§ PROBLEM REQUIREMENTS
Please retype every record below exactly, leaving the pictures out.

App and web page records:
_____
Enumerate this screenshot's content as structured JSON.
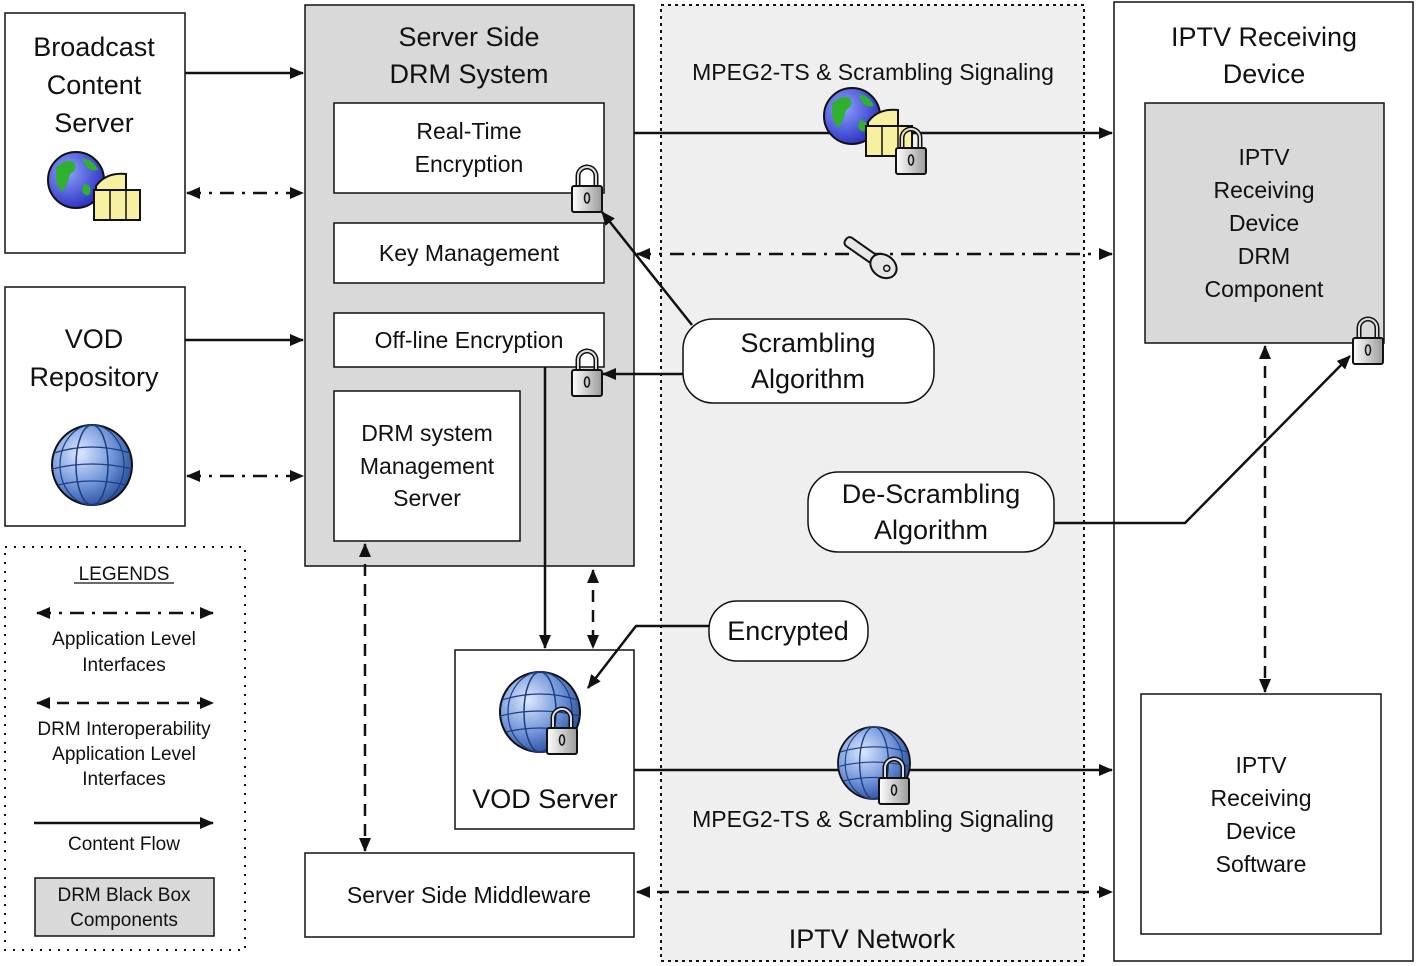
{
  "broadcast_server": {
    "lines": [
      "Broadcast",
      "Content",
      "Server"
    ],
    "icon": "globe-film-icon"
  },
  "vod_repository": {
    "lines": [
      "VOD",
      "Repository"
    ],
    "icon": "globe-icon"
  },
  "server_drm": {
    "title": [
      "Server Side",
      "DRM System"
    ],
    "realtime": [
      "Real-Time",
      "Encryption"
    ],
    "key_management": "Key Management",
    "offline": "Off-line Encryption",
    "mgmt_server": [
      "DRM system",
      "Management",
      "Server"
    ]
  },
  "vod_server": {
    "label": "VOD Server",
    "icon": "globe-lock-icon"
  },
  "middleware": "Server Side Middleware",
  "network": {
    "label": "IPTV Network",
    "top_signal": "MPEG2-TS & Scrambling Signaling",
    "bottom_signal": "MPEG2-TS & Scrambling Signaling",
    "scrambling": [
      "Scrambling",
      "Algorithm"
    ],
    "descrambling": [
      "De-Scrambling",
      "Algorithm"
    ],
    "encrypted": "Encrypted"
  },
  "device": {
    "title": [
      "IPTV Receiving",
      "Device"
    ],
    "drm_component": [
      "IPTV",
      "Receiving",
      "Device",
      "DRM",
      "Component"
    ],
    "software": [
      "IPTV",
      "Receiving",
      "Device",
      "Software"
    ]
  },
  "legend": {
    "title": "LEGENDS",
    "app_level": [
      "Application Level",
      "Interfaces"
    ],
    "drm_interop": [
      "DRM Interoperability",
      "Application Level",
      "Interfaces"
    ],
    "content_flow": "Content Flow",
    "black_box": [
      "DRM Black Box",
      "Components"
    ]
  },
  "colors": {
    "black_box_fill": "#d9d9d9",
    "network_fill": "#efefef"
  }
}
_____
§ SOLUTION TO THE EXERCISE
Enumerate this screenshot's content as structured JSON.
{
  "broadcast_server": {
    "lines": [
      "Broadcast",
      "Content",
      "Server"
    ],
    "icon": "globe-film-icon"
  },
  "vod_repository": {
    "lines": [
      "VOD",
      "Repository"
    ],
    "icon": "globe-icon"
  },
  "server_drm": {
    "title": [
      "Server Side",
      "DRM System"
    ],
    "realtime": [
      "Real-Time",
      "Encryption"
    ],
    "key_management": "Key Management",
    "offline": "Off-line Encryption",
    "mgmt_server": [
      "DRM system",
      "Management",
      "Server"
    ]
  },
  "vod_server": {
    "label": "VOD Server",
    "icon": "globe-lock-icon"
  },
  "middleware": "Server Side Middleware",
  "network": {
    "label": "IPTV Network",
    "top_signal": "MPEG2-TS & Scrambling Signaling",
    "bottom_signal": "MPEG2-TS & Scrambling Signaling",
    "scrambling": [
      "Scrambling",
      "Algorithm"
    ],
    "descrambling": [
      "De-Scrambling",
      "Algorithm"
    ],
    "encrypted": "Encrypted"
  },
  "device": {
    "title": [
      "IPTV Receiving",
      "Device"
    ],
    "drm_component": [
      "IPTV",
      "Receiving",
      "Device",
      "DRM",
      "Component"
    ],
    "software": [
      "IPTV",
      "Receiving",
      "Device",
      "Software"
    ]
  },
  "legend": {
    "title": "LEGENDS",
    "app_level": [
      "Application Level",
      "Interfaces"
    ],
    "drm_interop": [
      "DRM Interoperability",
      "Application Level",
      "Interfaces"
    ],
    "content_flow": "Content Flow",
    "black_box": [
      "DRM Black Box",
      "Components"
    ]
  },
  "colors": {
    "black_box_fill": "#d9d9d9",
    "network_fill": "#efefef"
  }
}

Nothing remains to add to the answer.